While the job gains are welcome, they reinforce the idea that the economy continues to hum along on a slow-growth pace. January's 243k jobs figure comes after the economy added 203k in December and 157k in November, so it seems that the pace of hiring is moving in the right direction. (All jobs figures from BLS.)
But I want to temper enthusiasm a bit. Remember, in three of the first four months of last year, the economy added more than 200k jobs: February, 220k; March, 246k; April, 251k. At that point, too, it appeared that the job market was moving in the right direction, with the pace of hiring accelerating. What happened in May? The pace of job growth eased, and the economy added fewer than 100k jobs in each month over the summer. Even in 2010, we saw three months of job growth in excess of 200k, and one of those was over 500k.

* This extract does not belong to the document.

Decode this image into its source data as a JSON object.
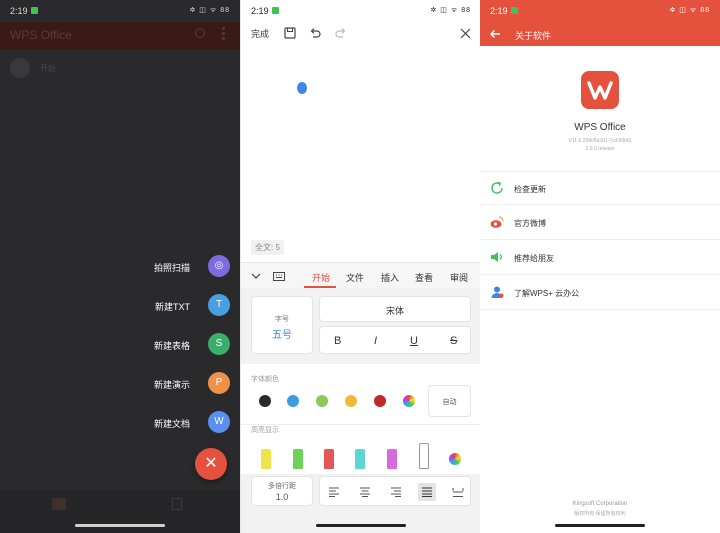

Clearly, there are reasons for these changing dynamics. Yet, some things remain. Many aspects of the domestic economy continue to show mild growth. Industrial production, for instance, advanced 0.4% in December, after dropping 0.3% in November, which followed a 0.6% gain in October and 0.2% improvements in both August and September. Are we seeing massive improvements that suggest hiring is really going to take off? Not really. Just more the same.
At the same time, overseas risks seem to be growing. The IMF recently cut its growth forecasts. Let's face it, Europe, particularly southern Europe, doesn't look so hot, and that threatens much of the continent later this year. The UK is also suffering: Brad DeLong recently wrote about how the UK is doing worse now than during the Great Depression, and, as he writes, "the odds are high that British real GDP is headed down again."While I remain somewhat optimistic on the US economy moving along its current slow-growth path (good gravy, think about how conditions must be if I am using "optimistic" with "slow-growth"), we are unfortunately not in a vacuum. Weakening conditions externally can weigh on economic activity here, and that could hamper job growth later this year.